Skin Drone is an odd mixture of extreme metal that hails from both Boston, and my home state of Arkansas. The Arkansas part was left off (for reasons unknown) but according to my press release, this is indeed the case. At any rate, this collaboration creates what I can sanely discern as an extremely complex level of musical insanity which combines the force of grindcore with that of technical death metal. The performance is a bit raw (there are programmed drums as well) but the effort is noticeable and well noted. It’s interesting to note that there are tiny experimental sections which can catch the listener off-guard, but that might be one of the reasons why I felt such an act stood out. Like my own band, this is a two-man effort, with Erik Martin and Otto Kinzel performing everything in a manner of paint-splattered on the wall brilliance that only certain listeners will be able to appreciate. What’s interesting about this record though, is that it’s extremely bipolar. Evocation is built on highs and lows, although it can be fairly abrasive where perhaps subtlety should be exercised. Martin screams like a strained hyena, with slight whispers and even some spoken word parts that all seem to amount to a very personal album, which I feel are the most emotionally telling. You can definitely tell that this gentleman is pissed off at something, and living in Arkansas alone is just enough to do it to you, let me tell you.

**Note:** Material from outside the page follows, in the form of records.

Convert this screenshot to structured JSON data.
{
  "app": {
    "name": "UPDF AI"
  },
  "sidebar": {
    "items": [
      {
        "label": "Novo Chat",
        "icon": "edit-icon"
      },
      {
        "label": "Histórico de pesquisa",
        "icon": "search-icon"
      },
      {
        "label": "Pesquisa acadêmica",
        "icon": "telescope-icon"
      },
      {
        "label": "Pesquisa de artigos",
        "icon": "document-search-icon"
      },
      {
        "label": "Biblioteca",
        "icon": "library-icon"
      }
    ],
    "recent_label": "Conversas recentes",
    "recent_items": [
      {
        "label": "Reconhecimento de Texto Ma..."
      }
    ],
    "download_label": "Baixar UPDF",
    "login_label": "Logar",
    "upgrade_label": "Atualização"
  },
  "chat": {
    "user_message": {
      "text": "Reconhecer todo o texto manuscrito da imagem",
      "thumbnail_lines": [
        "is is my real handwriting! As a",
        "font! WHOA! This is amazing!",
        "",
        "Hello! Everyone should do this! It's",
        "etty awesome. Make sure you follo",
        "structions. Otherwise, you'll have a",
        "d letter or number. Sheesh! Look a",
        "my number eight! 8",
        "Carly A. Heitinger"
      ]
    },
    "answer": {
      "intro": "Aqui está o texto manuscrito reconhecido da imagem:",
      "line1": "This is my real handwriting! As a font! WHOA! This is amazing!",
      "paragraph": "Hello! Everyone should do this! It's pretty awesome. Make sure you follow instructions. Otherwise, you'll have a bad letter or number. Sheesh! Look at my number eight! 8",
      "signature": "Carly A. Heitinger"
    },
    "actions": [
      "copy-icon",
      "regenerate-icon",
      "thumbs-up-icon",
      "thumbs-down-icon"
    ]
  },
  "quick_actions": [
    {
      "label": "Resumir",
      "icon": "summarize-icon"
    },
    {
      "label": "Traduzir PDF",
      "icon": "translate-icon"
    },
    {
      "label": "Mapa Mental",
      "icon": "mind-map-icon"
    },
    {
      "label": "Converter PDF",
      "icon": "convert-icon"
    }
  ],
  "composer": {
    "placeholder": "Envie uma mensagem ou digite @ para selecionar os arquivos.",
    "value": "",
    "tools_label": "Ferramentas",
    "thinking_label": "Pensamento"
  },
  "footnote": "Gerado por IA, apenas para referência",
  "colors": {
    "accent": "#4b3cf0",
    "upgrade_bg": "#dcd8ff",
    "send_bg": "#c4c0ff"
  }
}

It is still a rough effort though and lacks polish, as you might expect. These guys hit hard and they manage the very difficult task of mixing together two very different moods and styles of music, which is commendable. The electronics (yes, there are electronic atmospheres to be found here) work to create a sort of spectral soundscape, even though the drums can sound a little thin (but there’s only so much you can do with programmed drums these days) within the metallic atmosphere of the piece. However, there are sections in which we do hear some melody and even some solos, so there’s definitely still hope for them in that front. I think my biggest problem with Evocation however, is that it doesn’t really sit still. It goes from one piece to another and soon we’re listening to the sounds of nature and the chirping of birds. From a pummeling mass of guitar-static and harsh vocals right into world music is a bit more than some might be able to take, but I definitely approve of their experimentation.

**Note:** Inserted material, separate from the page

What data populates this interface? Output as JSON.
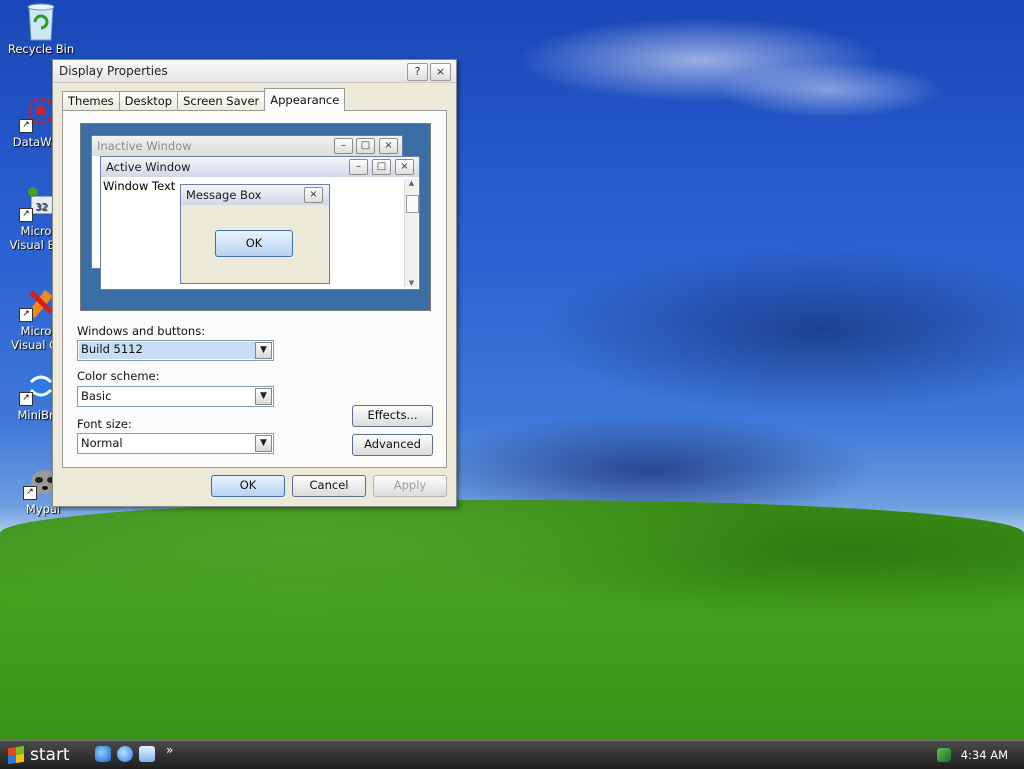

It’s great to hear a band that is going out of their way to sound different than other acts out there, but the formula has not matured yet, and these guys know that. There’s still a lot of work to be done and this feels more like a collection of demo materials than a fully fledged effort. They’ll get better over time if they keep at it and will hopefully find a sound and style that they’d like to sit with. If you’re looking for something that sounds a bit different than what you’re used to, give the record a listen. I’d be a fool to tell you that there wasn’t promise here, and I appreciate any act that thinks out of the box in the way that these two gentlemen have done. Yet indeed, this is only the point of evocation and now the real work begins. (The Grim Lord)